## WHAT TO DO
From the entries below, copy every line that has the word "black".

## Interface dataset entries
╭──

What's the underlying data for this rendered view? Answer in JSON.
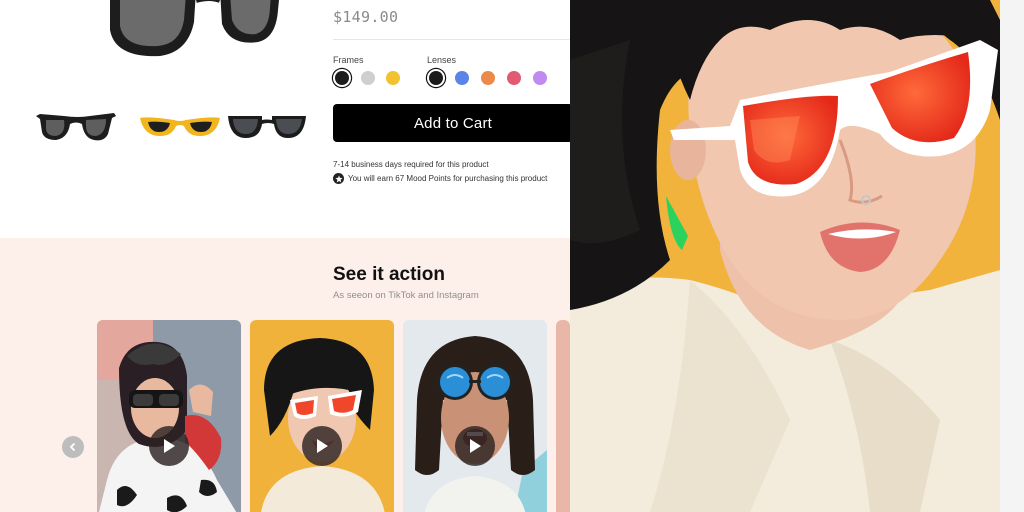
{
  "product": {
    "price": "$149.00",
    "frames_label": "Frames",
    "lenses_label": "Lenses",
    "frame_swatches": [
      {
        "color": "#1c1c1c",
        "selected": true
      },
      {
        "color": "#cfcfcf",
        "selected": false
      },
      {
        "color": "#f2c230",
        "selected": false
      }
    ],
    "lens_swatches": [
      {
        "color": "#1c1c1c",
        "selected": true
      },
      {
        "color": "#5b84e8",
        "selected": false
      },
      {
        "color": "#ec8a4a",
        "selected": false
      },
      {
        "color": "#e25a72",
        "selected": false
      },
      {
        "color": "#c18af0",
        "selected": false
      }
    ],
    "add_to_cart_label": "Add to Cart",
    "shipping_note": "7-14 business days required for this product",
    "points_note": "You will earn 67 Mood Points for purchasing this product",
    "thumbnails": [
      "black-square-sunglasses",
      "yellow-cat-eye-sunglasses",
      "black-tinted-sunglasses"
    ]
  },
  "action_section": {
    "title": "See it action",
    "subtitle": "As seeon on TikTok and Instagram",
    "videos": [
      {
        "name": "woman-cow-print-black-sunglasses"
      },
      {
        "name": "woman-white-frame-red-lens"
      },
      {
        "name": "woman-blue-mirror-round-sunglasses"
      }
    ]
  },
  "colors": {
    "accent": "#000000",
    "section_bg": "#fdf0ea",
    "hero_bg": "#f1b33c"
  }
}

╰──
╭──

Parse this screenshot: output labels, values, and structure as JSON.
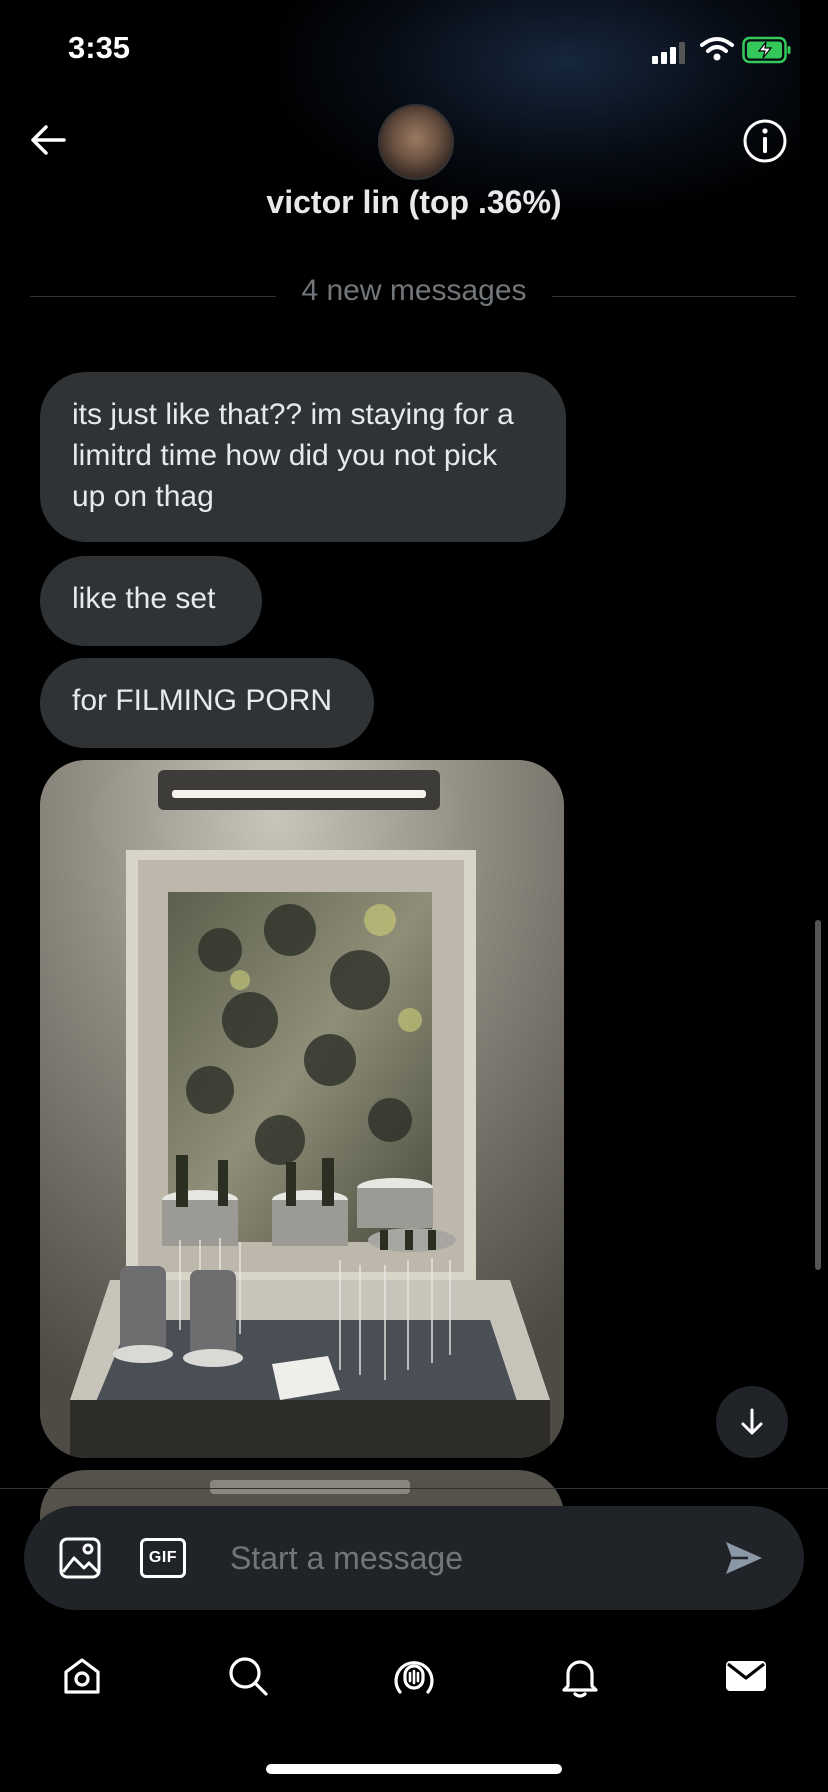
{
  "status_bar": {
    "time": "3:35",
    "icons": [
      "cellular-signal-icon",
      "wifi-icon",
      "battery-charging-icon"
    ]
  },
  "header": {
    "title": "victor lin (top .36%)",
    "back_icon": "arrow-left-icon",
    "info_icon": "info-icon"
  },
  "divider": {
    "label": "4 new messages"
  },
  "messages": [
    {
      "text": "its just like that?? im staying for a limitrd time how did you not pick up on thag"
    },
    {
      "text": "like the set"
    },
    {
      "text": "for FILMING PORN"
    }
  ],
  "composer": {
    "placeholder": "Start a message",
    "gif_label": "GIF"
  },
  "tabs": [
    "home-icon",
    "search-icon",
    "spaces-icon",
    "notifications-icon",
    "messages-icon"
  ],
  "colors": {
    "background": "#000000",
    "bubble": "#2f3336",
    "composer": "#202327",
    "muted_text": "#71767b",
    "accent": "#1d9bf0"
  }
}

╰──

## SOLUTION FOR THIS TASK
      "black-square-sunglasses",
      "black-tinted-sunglasses"
        "name": "woman-cow-print-black-sunglasses"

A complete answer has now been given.